`Er -- Miss Belpuize, could you take one of the other to pieces?' said Ganges. 'Top brass want to confer with Betelgeuse.' He extracted Betelgeuse from her clutches saying: 'Perhaps another member of the crew?'
Betelgeuse was about to speak when Atlanta Belpuize said:
`Want the girl of course and how about that er -- man over there?'
Rigel tried to look inconspicuous but everyone's attention was diverted by the irruption of the 3 M's. Spotting Ganges, they all grinned broadly.
`Come on, Betelgeuse,' said Ganges hurriedly. 'Got a lot to do.'
`Bad show, what!' the 3 M's said as one man.
`Dam' impertinence,' rapped Ganges, his red face suffused with anger, blue eyes popping.
`Not cricket, what!' chorused the 3 M's.
Ganges turned an outraged back on the company and only Alcyone saw the twinkle in his eye. She crossed to Betelgeuse and spoke to him quietly; he nodded, turned to the 3 M's and spoke in their own tongue. Their chortles died down and looks of dismay crossed the normally cheerful, open faces. They expostulated; Betelgeuse silenced them with a gesture and, turning to Atlanta Belpuize, said:
`The 3 M's will be very pleased to co-operate in any way you require. Alcyone will see that all our facilities are at your disposal.'
Sir John, Betelgeuse, Warboys and Ganges entered the lift. As the doors closed they heard the 3 M's muted explosion, `Gallfuiders!'

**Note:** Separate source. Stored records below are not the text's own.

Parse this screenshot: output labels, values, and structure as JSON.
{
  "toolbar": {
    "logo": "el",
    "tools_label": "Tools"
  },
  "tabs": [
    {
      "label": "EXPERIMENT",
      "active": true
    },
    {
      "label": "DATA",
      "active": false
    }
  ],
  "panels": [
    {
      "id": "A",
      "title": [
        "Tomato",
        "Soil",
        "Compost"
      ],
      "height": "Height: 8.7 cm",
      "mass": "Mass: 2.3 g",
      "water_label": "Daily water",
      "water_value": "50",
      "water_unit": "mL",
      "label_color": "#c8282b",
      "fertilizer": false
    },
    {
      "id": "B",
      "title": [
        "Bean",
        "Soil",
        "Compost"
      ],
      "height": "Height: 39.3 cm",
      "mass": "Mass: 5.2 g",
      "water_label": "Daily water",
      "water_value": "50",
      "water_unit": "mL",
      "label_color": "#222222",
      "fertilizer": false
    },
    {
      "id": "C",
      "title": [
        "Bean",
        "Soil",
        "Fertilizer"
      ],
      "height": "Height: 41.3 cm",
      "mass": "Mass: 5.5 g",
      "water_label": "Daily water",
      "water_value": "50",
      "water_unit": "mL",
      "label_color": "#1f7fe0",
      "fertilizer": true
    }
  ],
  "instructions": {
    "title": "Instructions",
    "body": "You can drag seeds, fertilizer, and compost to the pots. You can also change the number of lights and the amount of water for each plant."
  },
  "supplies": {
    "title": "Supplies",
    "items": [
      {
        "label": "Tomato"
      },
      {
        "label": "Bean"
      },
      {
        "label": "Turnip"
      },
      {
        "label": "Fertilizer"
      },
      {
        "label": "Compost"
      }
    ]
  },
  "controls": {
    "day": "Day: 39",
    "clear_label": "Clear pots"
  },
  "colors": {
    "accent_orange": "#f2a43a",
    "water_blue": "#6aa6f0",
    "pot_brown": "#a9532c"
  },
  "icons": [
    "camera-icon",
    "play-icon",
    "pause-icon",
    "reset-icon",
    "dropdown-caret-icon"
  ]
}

`That,' said Sir John, 'sounds like disgust in any language.'
`Quite incapable of translation,' said Betelgeuse blandly. `I hope Colonel Ganges is not too offended by their high spirits.'

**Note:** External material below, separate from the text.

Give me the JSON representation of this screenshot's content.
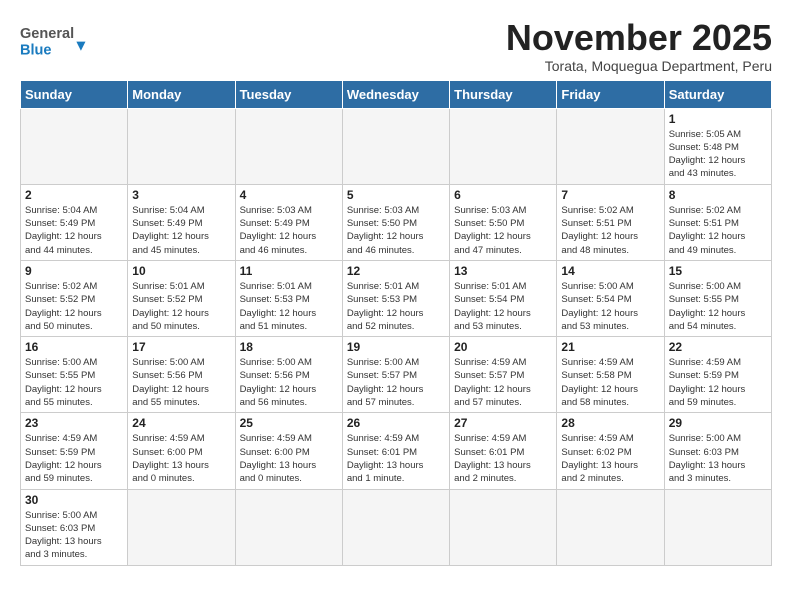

Hmph -- whippersnappers,' said Ganges, 'still -- like a bit of spirit -- look after myself anyhow -- think the Belpuize has her work cut out though.' The thought did not displease him.
I did not take much notice of the exchange as my mind was racing over what Betelgeuse had said in the ship. The sinister message of the Yela had put a sharp edge on my fear. I looked at Sir John; he was gravely preoccupied.

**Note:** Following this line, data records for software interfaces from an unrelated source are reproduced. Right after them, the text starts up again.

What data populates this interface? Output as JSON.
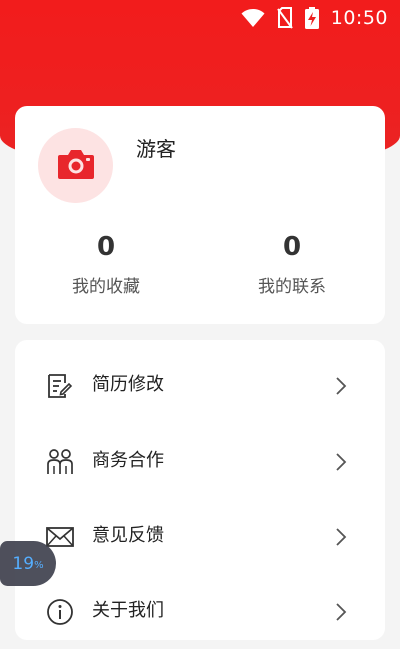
{
  "status_bar": {
    "time": "10:50",
    "icons": [
      "wifi-icon",
      "no-sim-icon",
      "battery-charging-icon"
    ]
  },
  "profile": {
    "avatar_icon": "camera-icon",
    "username": "游客",
    "stats": [
      {
        "value": "0",
        "label": "我的收藏"
      },
      {
        "value": "0",
        "label": "我的联系"
      }
    ]
  },
  "menu": {
    "items": [
      {
        "label": "简历修改",
        "icon": "resume-edit-icon"
      },
      {
        "label": "商务合作",
        "icon": "partners-icon"
      },
      {
        "label": "意见反馈",
        "icon": "mail-icon"
      },
      {
        "label": "关于我们",
        "icon": "info-icon"
      }
    ]
  },
  "floating_badge": {
    "value": "19",
    "unit": "%"
  },
  "colors": {
    "brand_red": "#ee2020",
    "avatar_bg": "#fde3e3",
    "badge_bg": "#40424f",
    "badge_text": "#47a8ff"
  }
}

`I wonder what Miss Atlanta Belpuize would think of the Essan?' said Betelgeuse to Sir John. 'Perhaps that would be the kind of surprise she would be expecting,'
Sir John smiled agreement.
`Essan?' said Ganges, as the lift stopped. 'What's that?'
Sir John explained about the prisoner.
Hmm. Don't want to be stuffy,' said Ganges, looking very stuffy indeed, but security is my job you know. Responsible for Mildenhall, can't have private gaols in my own parish as it were! Let's have it out and I'll clap it in the cells.'
`As you wish,' said Betelgeuse. He spoke into the intercom.
Ganges called over some of his M.P.'s
'Got an alien prisoner,' he said. 'Can't risk a slip up, keep on your toes.'
As he spoke Betelgeuse approached from behind him with the nervous Ungnee. The sergeant-major of Military Police looked over Ganges' shoulder, nothing showed on his face.
`Should we use shackles, sir?'
Ganges spun on his heel, his jaw dropped. "Pon my soul,' he said in confusion. He turned to the sergeant-major, pulled himself together and, with a glare that would have blistered paint, growled, 'I'll see you in my office, sergeant-major.'
The leathery face of the N.C.O. remained impassive. `Sir!' he said smartly.
`Wait a moment,' said Ganges.
He rejoined the three of us. 'It's not my day,' he said. `Galactic skirmishes, top brass on my neck, big flap here, Atlanta Belpuize and now this.' He glowered at the diminutive Essan who had stopped shaking and was gazing spellbound up at the big red face.
`Dammit,' said Ganges. 'Looks as menacing as a guinea pig.'
Ungnee's small face registered serene pleasure.
‘Hmph,’ said Ganges, 'can't have a squad of big strong chaps standing guard, armed to the teeth, over this. Anyway,' he continued, 'Sir John has to take our friend to the Ministry, you, young Warboys, have a meeting with the technical boys to get that valve of yours in production and installed in our ships. I've set them up in the lab here, where they are going through the papers you left here before your trip. They are making headway, but need a bit of help -- boffins, hmph.'